A Brief Conversation With Painter Jim St Clair


Below are excerpts from a long form interview I did with my friend the painter Jim St Clair on the occasion of his exhibition at The Morris Warren Gallery here in New York City. Enjoy.

MN: Do the paintings in the exhibition have a unifying theme?

JS: They do. I'm a Plein air painter and I have a small motorboat in the New York Harbor that I go around the waterways of NY & NJ and paint looking back into the city. Remote parts of the city, where you can't tell exactly where you are - urban or rural - can be interesting. I've always been drawn to the overgrown decaying post industrialist remains that used to, (now less and less), ring the city's waterfront. The haunted now visually anonymous history that is quickly reclaimed by nature or reclaimed by us and cleaned and built up. Watching the city itself grow like crystals grow. Witnessing urban decay and growth as seen in NY could be the unifying theme

MN: Tell me a little bit about your studio. I think it's interesting you work on a boat. Have you always worked on a boat?

JS: My studio is a 22-foot fishing boat that's pretty speedy and can carry a lot of gear, kind of like a truck on the water. It's also wonderfully private once you get to a spot to work. I've had a slip at the 79th St Boat Basin for approximately 30 years and I'm on my third boat.
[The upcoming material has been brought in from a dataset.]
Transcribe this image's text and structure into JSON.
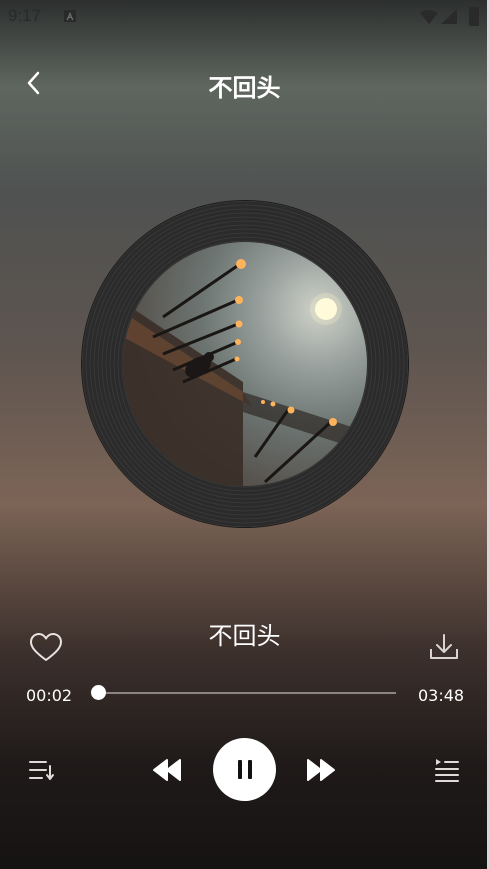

I've been painting out there the whole time


MN: What dates do these paintings cover in the exhibition?

JS: Roughly the last four years.

MN: In what ways have you seen the city change over 30 years painting by boat?

JS: It's totally changed. The skyline, of course, is really filling in. They've systematically cleaned up and reutilized the waterfront, which are a natural progression and a good thing. They've erased the patina of history and the mystery and soulfulness and astounding visual beauty of that.

MN: Do you maintain a studio on land as well? Or exclusively on the water?

JS: I have a woodshop of sorts, in my basement at home and I do ink drawings and paintings wherever I go. Mainly I work on the boat cause it works and I love it out there

MN: Are there months where it's too cold to work on the boat? If so what do you work on during that time?

JS: 35 degrees or less is unbearable, so winter's tough. I hibernate, doesn't everyone?


MN: What bodies of water do you tend to paint on?

JS: Anything within an hour or two from 79th St - Hudson R, East R, Harlem R, NY Harbor, Newtown Creek, Gowanus Canal, Coney Is, Jamaica Bay, Kill Van Kull, Arthur Kill, Newark Bay, and the Passaic and Hackensack Rivers

MN: Tell me about the current exhibition. How long will it be up and where is it?

2016-02-13-1455328640-8825544-Chelsea.jpgJS: The Morris Warren Gallery at 171 Chrystie St has been kind enough to put 15 of my paintings in their upstairs room until February 21st.

MN: I'm looking forward to our nautical studio visit when it gets warmer.

All images courtesy of Morris Warren Gallery
Thanks to Courtney Eddington for the edit.